Fascinatingly, it's the Cannondale-Drapac team of Pierre Rolland who are chasing down this break from teh front of the peloton - despite having the Frenchman further up the road. Perhaps it's the American team's way of telling the directeurs sportifs of the riders in the break to let that three-man chase group join them, or they will continue setting a fast tempo. At the moment the gaps are 35 seconds back to the three chasers and then 3:50 to the peloton.
There's a bit of beef between Marcato and Sanchez in the break as the two riders dispute about something. Sanchez then puts on the whole Big Man On Campus act by pushing Fraile into line and generally playing the I'm A Veteran, Get Out Of My Way And Do What I Say card.
Not only proof that the peloton have given up on the chase, but more to the point - have you ever seen so much hay in one place???
Forget what I said: this break is certainly going places. They've stretched the lead out to 2:20 now with that three-man chase group of Rolland, Sacha Modolo (UAE Team Emirates) and Tomasz Marczynski (Lotto Soudal) trialing them by 35 seconds.
The nine leaders are: Alexey Tstatevich (Gazprom-RusVelo), Mads Pedersen (Trek-Segafredo), Marco Marcato (UAE Team Emirates), Omar Fraile (Dimension Data), Jan Tratnik (CCC Sprandi Polkowice), Matteo Montaguti (Ag2R-La Mondiale), Luis Leon Sanchez (Astana), Matteo Busato (Wilier-Triestina) and Iljo Keisse (Quick-Step Floors). And the gap is growing... Pierre Rolland (Cannondale-Drapac) is one of the riders in pursuit.
We join the stage LIVE now and this nine-man break has a slender lead of 30 seconds over the pack. They've been through the first intermediate sprint at Vasto and have three pursuers on the road, with the peloton just a bit further back. The gaps are minimal for now so it wouldn't be a surprise if it all comes back together again.
Bardiani-CSF led the chase after the wildcard Italian team missed out on getting a rider in the break.
There was an early break as nine riders pinged off the front - including Luis Leon Sanchez, the Astana rider who was on the attack yesterday.
They're off! The remaining 191 riders get this short but sharp stage under way.
A reminder that it is this man in pink... but Bob Jungels will find it tough to stay on top today, that's for sure. He has six seconds over Geraint Thomas of Team Sky and 10 seconds over most of the big favourites, including defending champion Nairo Quintana and the 2014 winner Nairo Quintana.

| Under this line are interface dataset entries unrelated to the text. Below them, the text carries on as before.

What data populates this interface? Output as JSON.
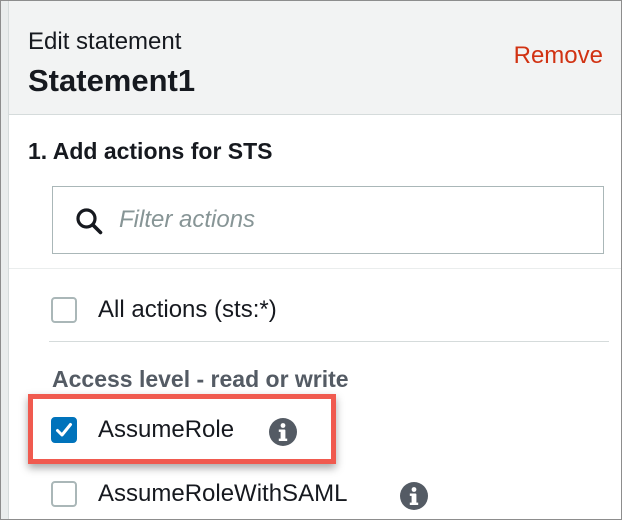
{
  "header": {
    "subtitle": "Edit statement",
    "title": "Statement1",
    "remove_label": "Remove"
  },
  "section": {
    "title": "1. Add actions for STS"
  },
  "search": {
    "placeholder": "Filter actions",
    "value": ""
  },
  "actions": {
    "all_actions_label": "All actions (sts:*)",
    "all_actions_checked": false,
    "group_title": "Access level - read or write",
    "items": [
      {
        "label": "AssumeRole",
        "checked": true,
        "info_icon": "info-icon"
      },
      {
        "label": "AssumeRoleWithSAML",
        "checked": false,
        "info_icon": "info-icon"
      }
    ]
  },
  "colors": {
    "accent_blue": "#0073bb",
    "remove_red": "#d13212",
    "highlight_red": "#f05a4f",
    "header_bg": "#f2f3f3",
    "group_title_gray": "#545b64"
  }
}
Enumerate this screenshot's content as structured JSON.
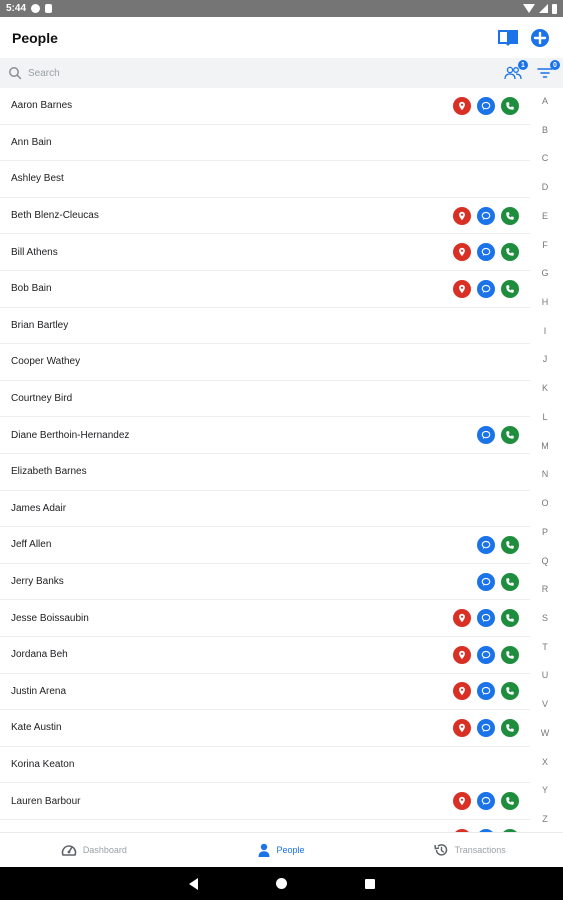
{
  "status_bar": {
    "time": "5:44"
  },
  "header": {
    "title": "People"
  },
  "search": {
    "placeholder": "Search",
    "people_filter_count": "1",
    "filter_count": "0"
  },
  "contacts": [
    {
      "name": "Aaron Barnes",
      "location": true,
      "message": true,
      "call": true
    },
    {
      "name": "Ann Bain",
      "location": false,
      "message": false,
      "call": false
    },
    {
      "name": "Ashley Best",
      "location": false,
      "message": false,
      "call": false
    },
    {
      "name": "Beth Blenz-Cleucas",
      "location": true,
      "message": true,
      "call": true
    },
    {
      "name": "Bill Athens",
      "location": true,
      "message": true,
      "call": true
    },
    {
      "name": "Bob Bain",
      "location": true,
      "message": true,
      "call": true
    },
    {
      "name": "Brian Bartley",
      "location": false,
      "message": false,
      "call": false
    },
    {
      "name": "Cooper Wathey",
      "location": false,
      "message": false,
      "call": false
    },
    {
      "name": "Courtney Bird",
      "location": false,
      "message": false,
      "call": false
    },
    {
      "name": "Diane Berthoin-Hernandez",
      "location": false,
      "message": true,
      "call": true
    },
    {
      "name": "Elizabeth Barnes",
      "location": false,
      "message": false,
      "call": false
    },
    {
      "name": "James Adair",
      "location": false,
      "message": false,
      "call": false
    },
    {
      "name": "Jeff Allen",
      "location": false,
      "message": true,
      "call": true
    },
    {
      "name": "Jerry Banks",
      "location": false,
      "message": true,
      "call": true
    },
    {
      "name": "Jesse Boissaubin",
      "location": true,
      "message": true,
      "call": true
    },
    {
      "name": "Jordana Beh",
      "location": true,
      "message": true,
      "call": true
    },
    {
      "name": "Justin Arena",
      "location": true,
      "message": true,
      "call": true
    },
    {
      "name": "Kate Austin",
      "location": true,
      "message": true,
      "call": true
    },
    {
      "name": "Korina Keaton",
      "location": false,
      "message": false,
      "call": false
    },
    {
      "name": "Lauren Barbour",
      "location": true,
      "message": true,
      "call": true
    },
    {
      "name": "",
      "location": true,
      "message": true,
      "call": true
    }
  ],
  "alphabet": [
    "A",
    "B",
    "C",
    "D",
    "E",
    "F",
    "G",
    "H",
    "I",
    "J",
    "K",
    "L",
    "M",
    "N",
    "O",
    "P",
    "Q",
    "R",
    "S",
    "T",
    "U",
    "V",
    "W",
    "X",
    "Y",
    "Z"
  ],
  "bottom_nav": [
    {
      "label": "Dashboard",
      "icon": "dashboard-gauge-icon",
      "active": false
    },
    {
      "label": "People",
      "icon": "person-icon",
      "active": true
    },
    {
      "label": "Transactions",
      "icon": "history-icon",
      "active": false
    }
  ],
  "colors": {
    "accent": "#1a73e8",
    "location": "#d93025",
    "call": "#1e8e3e"
  }
}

Here's what the riders have to expect on this first high summit finish of the race - and it's an entirely new ascent of the infamous Blockhaus which should cause fireworks.
Yesterday, the race sparked into action in Puglia as Spaniard Gorka Izaguirre of Movistar took the spoils from the break on a day maglia rosa Bob Jungels took a tumble but retained his lead.

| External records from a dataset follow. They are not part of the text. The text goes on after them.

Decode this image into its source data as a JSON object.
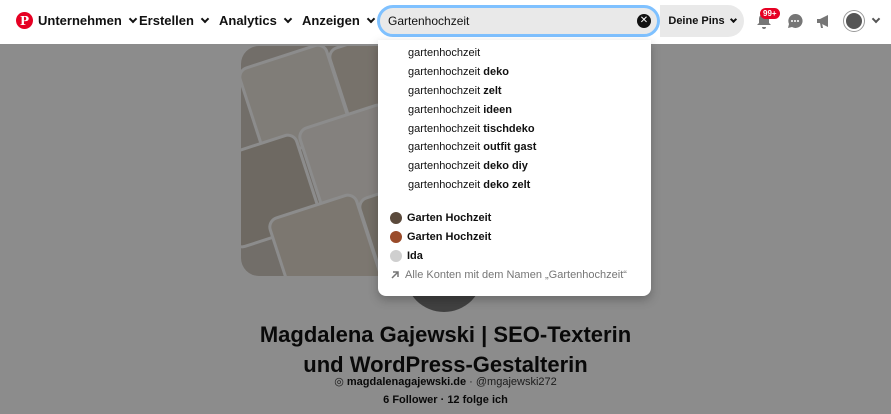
{
  "nav": {
    "items": [
      "Unternehmen",
      "Erstellen",
      "Analytics",
      "Anzeigen"
    ]
  },
  "search": {
    "value": "Gartenhochzeit",
    "scope": "Deine Pins"
  },
  "notifications": {
    "badge": "99+"
  },
  "dropdown": {
    "query": "gartenhochzeit",
    "suggestions": [
      {
        "prefix": "gartenhochzeit",
        "suffix": ""
      },
      {
        "prefix": "gartenhochzeit",
        "suffix": "deko"
      },
      {
        "prefix": "gartenhochzeit",
        "suffix": "zelt"
      },
      {
        "prefix": "gartenhochzeit",
        "suffix": "ideen"
      },
      {
        "prefix": "gartenhochzeit",
        "suffix": "tischdeko"
      },
      {
        "prefix": "gartenhochzeit",
        "suffix": "outfit gast"
      },
      {
        "prefix": "gartenhochzeit",
        "suffix": "deko diy"
      },
      {
        "prefix": "gartenhochzeit",
        "suffix": "deko zelt"
      }
    ],
    "accounts": [
      {
        "name": "Garten Hochzeit",
        "color": "#5b4a3c"
      },
      {
        "name": "Garten Hochzeit",
        "color": "#9a4b2a"
      },
      {
        "name": "Ida",
        "color": "#cfcfcf"
      }
    ],
    "all_accounts_label": "Alle Konten mit dem Namen „Gartenhochzeit“"
  },
  "profile": {
    "name_line1": "Magdalena Gajewski | SEO-Texterin",
    "name_line2": "und WordPress-Gestalterin",
    "website": "magdalenagajewski.de",
    "handle": "· @mgajewski272",
    "counts": "6 Follower · 12 folge ich"
  },
  "colors": {
    "brand": "#e60023",
    "focus": "#7fc1ff"
  }
}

Hello and welcome to live coverage of stage 9 of the Giro d'Italia - the first major mountain test as the riders tackle the infamous Blockhaus at the end of the 149km stage from Montenero di Bisaccia.